Environment-Enhancing Energy (E2-Energy) technology is to produce hydrocarbon fuels and chemicals from biowaste (including those from animal, human and bioprocessing) and algae, and at the same time capture carbon, reuse nutrients and clean wastewater. Petroleum was formed from biomass buried underneath the ground and subjected to thermochemical conversion processes over geological time. Mimicking this natural process, we are focusing on technologies of hydrothermal liquefaction of biomass into crude oil and algal production using recycled nutrients in wastewater. A road map of the E2-Energy is shown in the following figure: First, volatile organic solids in biowaste is separated and converted into biocrude oil via hydrothermal liquefaction (HTL); Second, algae is grown in the resulting wastewaters to remove excess nutrients and capture carbon dioxide; Finally, the algae is fed back to the HTL reactor, as a sole feedstock or as an additive, to be converted into additional biocrude oil. This synergistic process is extremely advantageous because it brings two rivals - "Energy Production" and "Environment Protection" - together to complement rather than compete. It simultaneously improves water quality, captures carbon dioxide and increases biofuel yield.

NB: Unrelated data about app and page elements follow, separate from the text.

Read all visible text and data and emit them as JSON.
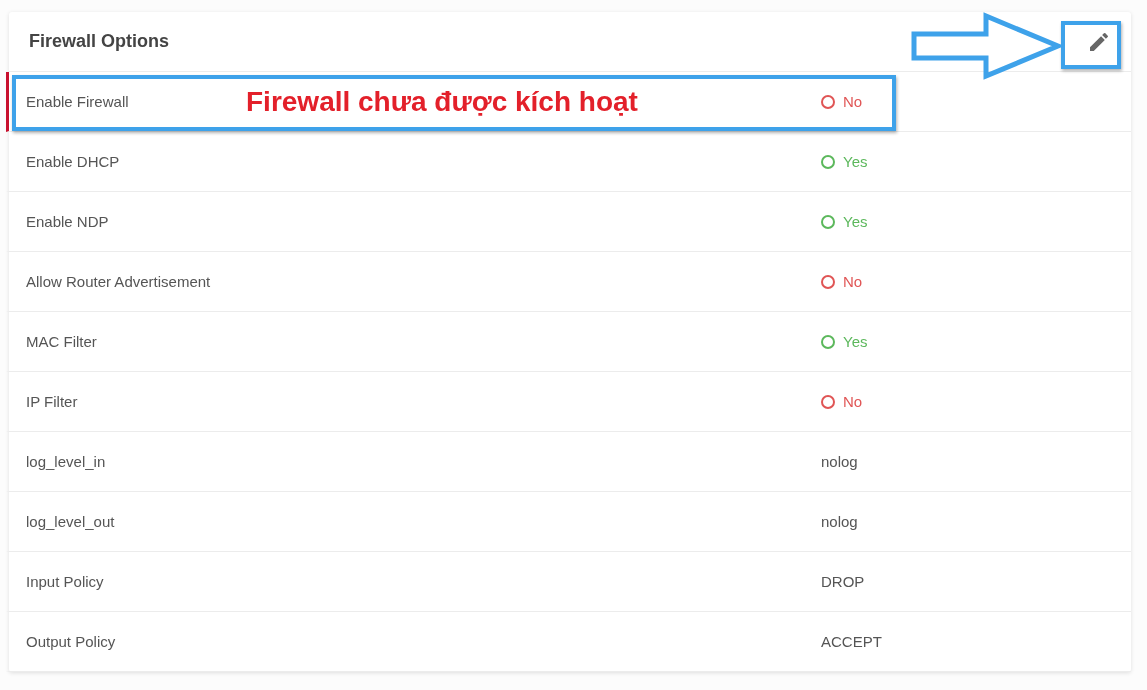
{
  "card": {
    "title": "Firewall Options",
    "edit_button": {
      "highlighted": true
    }
  },
  "rows": [
    {
      "label": "Enable Firewall",
      "kind": "status",
      "on": false,
      "value": "No",
      "highlighted": true
    },
    {
      "label": "Enable DHCP",
      "kind": "status",
      "on": true,
      "value": "Yes",
      "highlighted": false
    },
    {
      "label": "Enable NDP",
      "kind": "status",
      "on": true,
      "value": "Yes",
      "highlighted": false
    },
    {
      "label": "Allow Router Advertisement",
      "kind": "status",
      "on": false,
      "value": "No",
      "highlighted": false
    },
    {
      "label": "MAC Filter",
      "kind": "status",
      "on": true,
      "value": "Yes",
      "highlighted": false
    },
    {
      "label": "IP Filter",
      "kind": "status",
      "on": false,
      "value": "No",
      "highlighted": false
    },
    {
      "label": "log_level_in",
      "kind": "text",
      "value": "nolog",
      "highlighted": false
    },
    {
      "label": "log_level_out",
      "kind": "text",
      "value": "nolog",
      "highlighted": false
    },
    {
      "label": "Input Policy",
      "kind": "text",
      "value": "DROP",
      "highlighted": false
    },
    {
      "label": "Output Policy",
      "kind": "text",
      "value": "ACCEPT",
      "highlighted": false
    }
  ],
  "annotation": {
    "text": "Firewall chưa được kích hoạt"
  }
}
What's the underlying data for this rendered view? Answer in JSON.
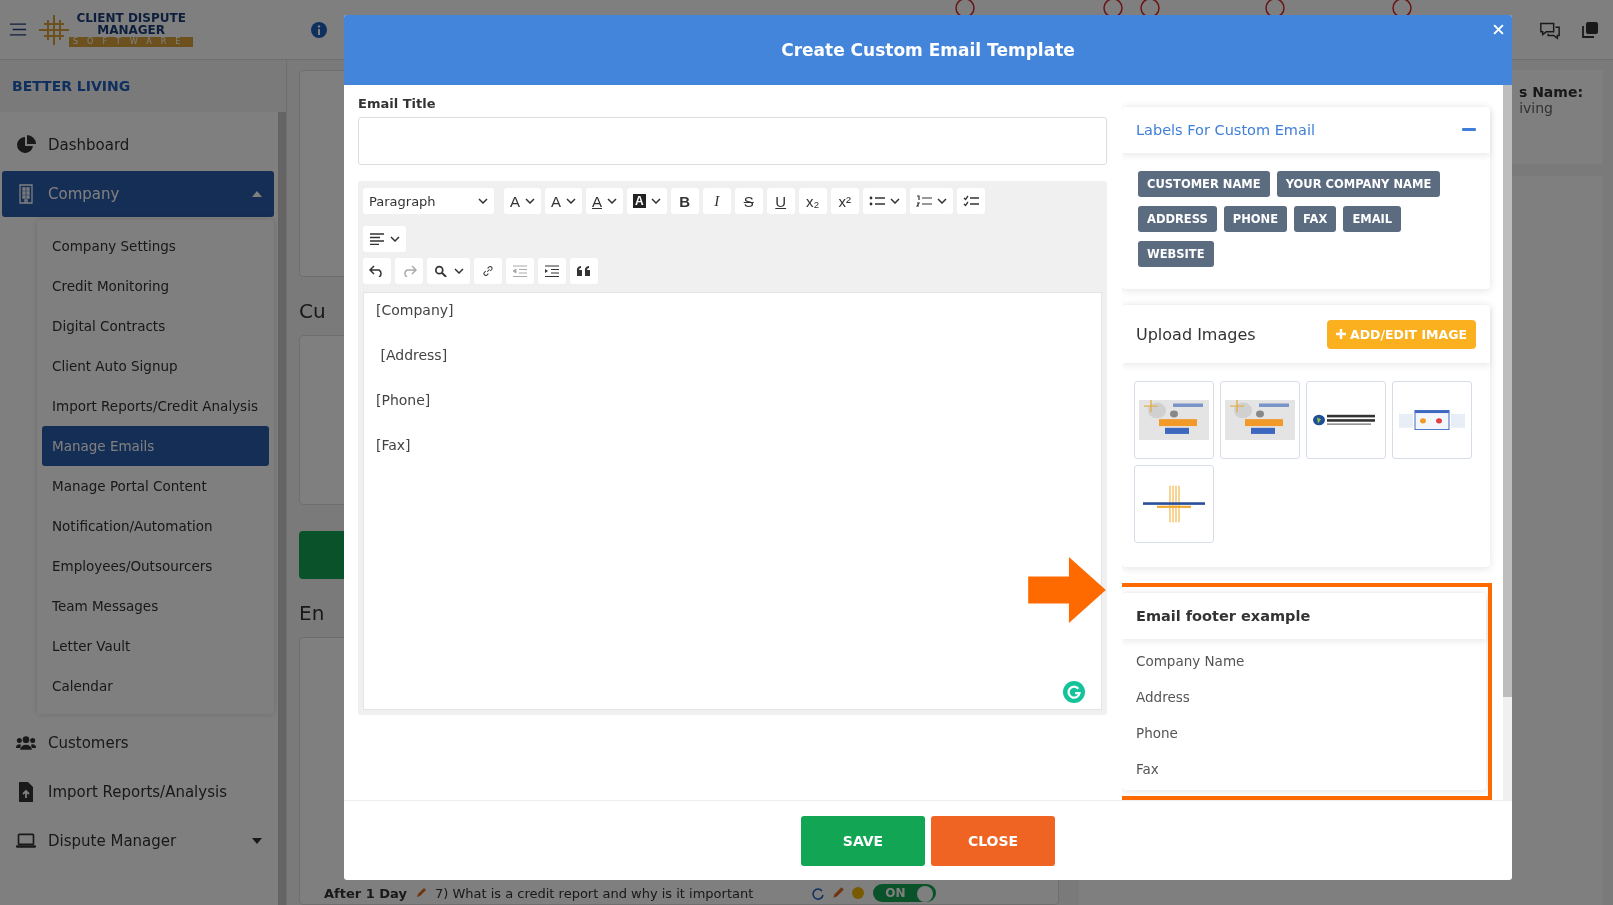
{
  "header": {
    "logo": {
      "line1": "CLIENT DISPUTE",
      "line2": "MANAGER",
      "line3": "SOFTWARE"
    }
  },
  "sidebar": {
    "account": "BETTER LIVING",
    "items": [
      {
        "label": "Dashboard",
        "kind": "link",
        "selected": false
      },
      {
        "label": "Company",
        "kind": "group",
        "selected": true,
        "expanded": true,
        "children": [
          {
            "label": "Company Settings",
            "selected": false
          },
          {
            "label": "Credit Monitoring",
            "selected": false
          },
          {
            "label": "Digital Contracts",
            "selected": false
          },
          {
            "label": "Client Auto Signup",
            "selected": false
          },
          {
            "label": "Import Reports/Credit Analysis",
            "selected": false
          },
          {
            "label": "Manage Emails",
            "selected": true
          },
          {
            "label": "Manage Portal Content",
            "selected": false
          },
          {
            "label": "Notification/Automation",
            "selected": false
          },
          {
            "label": "Employees/Outsourcers",
            "selected": false
          },
          {
            "label": "Team Messages",
            "selected": false
          },
          {
            "label": "Letter Vault",
            "selected": false
          },
          {
            "label": "Calendar",
            "selected": false
          }
        ]
      },
      {
        "label": "Customers",
        "kind": "link",
        "selected": false
      },
      {
        "label": "Import Reports/Analysis",
        "kind": "link",
        "selected": false
      },
      {
        "label": "Dispute Manager",
        "kind": "group",
        "selected": false,
        "expanded": false
      }
    ]
  },
  "background": {
    "headings": [
      "Cu",
      "En"
    ],
    "right_label": "s Name:",
    "right_value": "iving",
    "row": {
      "title": "After 1 Day",
      "text": "7) What is a credit report and why is it important",
      "toggle": {
        "label": "ON",
        "on": true
      }
    }
  },
  "modal": {
    "title": "Create Custom Email Template",
    "email_title": {
      "label": "Email Title"
    },
    "editor": {
      "format": "Paragraph",
      "toolbar": [
        [
          {
            "kind": "font-size",
            "glyph": "A",
            "dropdown": true,
            "disabled": false
          },
          {
            "kind": "line-height",
            "glyph": "A",
            "dropdown": true,
            "disabled": false
          },
          {
            "kind": "font-color",
            "glyph": "A",
            "dropdown": true,
            "disabled": false
          },
          {
            "kind": "highlight",
            "glyph": "A",
            "dropdown": true,
            "disabled": false
          },
          {
            "kind": "bold",
            "glyph": "B",
            "dropdown": false,
            "disabled": false
          },
          {
            "kind": "italic",
            "glyph": "I",
            "dropdown": false,
            "disabled": false
          },
          {
            "kind": "strike",
            "glyph": "S",
            "dropdown": false,
            "disabled": false
          },
          {
            "kind": "underline",
            "glyph": "U",
            "dropdown": false,
            "disabled": false
          },
          {
            "kind": "subscript",
            "glyph": "x₂",
            "dropdown": false,
            "disabled": false
          },
          {
            "kind": "superscript",
            "glyph": "x²",
            "dropdown": false,
            "disabled": false
          },
          {
            "kind": "bullet-list",
            "dropdown": true,
            "disabled": false
          },
          {
            "kind": "numbered-list",
            "dropdown": true,
            "disabled": false
          },
          {
            "kind": "todo-list",
            "dropdown": false,
            "disabled": false
          },
          {
            "kind": "align",
            "dropdown": true,
            "disabled": false
          }
        ],
        [
          {
            "kind": "undo",
            "dropdown": false,
            "disabled": false
          },
          {
            "kind": "redo",
            "dropdown": false,
            "disabled": true
          },
          {
            "kind": "find",
            "dropdown": true,
            "disabled": false
          },
          {
            "kind": "link",
            "dropdown": false,
            "disabled": false
          },
          {
            "kind": "outdent",
            "dropdown": false,
            "disabled": true
          },
          {
            "kind": "indent",
            "dropdown": false,
            "disabled": false
          },
          {
            "kind": "quote",
            "dropdown": false,
            "disabled": false
          }
        ]
      ],
      "lines": [
        "[Company]",
        " [Address]",
        "[Phone]",
        "[Fax]"
      ]
    },
    "labels_card": {
      "title": "Labels For Custom Email",
      "expanded": true,
      "chips": [
        "CUSTOMER NAME",
        "YOUR COMPANY NAME",
        "ADDRESS",
        "PHONE",
        "FAX",
        "EMAIL",
        "WEBSITE"
      ]
    },
    "upload_card": {
      "title": "Upload Images",
      "button": "ADD/EDIT IMAGE"
    },
    "footer_example": {
      "title": "Email footer example",
      "highlighted": true,
      "lines": [
        "Company Name",
        "Address",
        "Phone",
        "Fax"
      ]
    },
    "buttons": [
      {
        "label": "SAVE",
        "kind": "primary"
      },
      {
        "label": "CLOSE",
        "kind": "danger"
      }
    ]
  }
}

This team has successfully developed a HTL technology that converts 70% of volatile solids in swine manure (dry mass basis) into biocrude oil with heating values between 32-38 MJ/kg, which is 75-90% of petroleum crude heating value. The energy recovery ratio - defined as the energy output of the HTL biocrude compared to the process energy input (Eout:Ein) - is 3:1 at laboratory scale, and 11:1 when heat exchangers are included in a pilot-scale HTL reactor. We have also performed HTL conversion of algae and cyanobacteria to biocrude oil without any catalysts. Our experiments have shown that both high-lipid algae (genera Chlamydomonas), and lower-lipid algae (genera Chlorella, Spirulina) can be converted efficiently (>40% of dry mass) into biocrude oil. This approach, converting low-lipid content algae into biocrude, can effectively break thorough the three bottle necks in the existing extracting-bio-oil-from-algal paradigm: high-lipid but slow growing, low resistance to contamination, and usually requiring drying.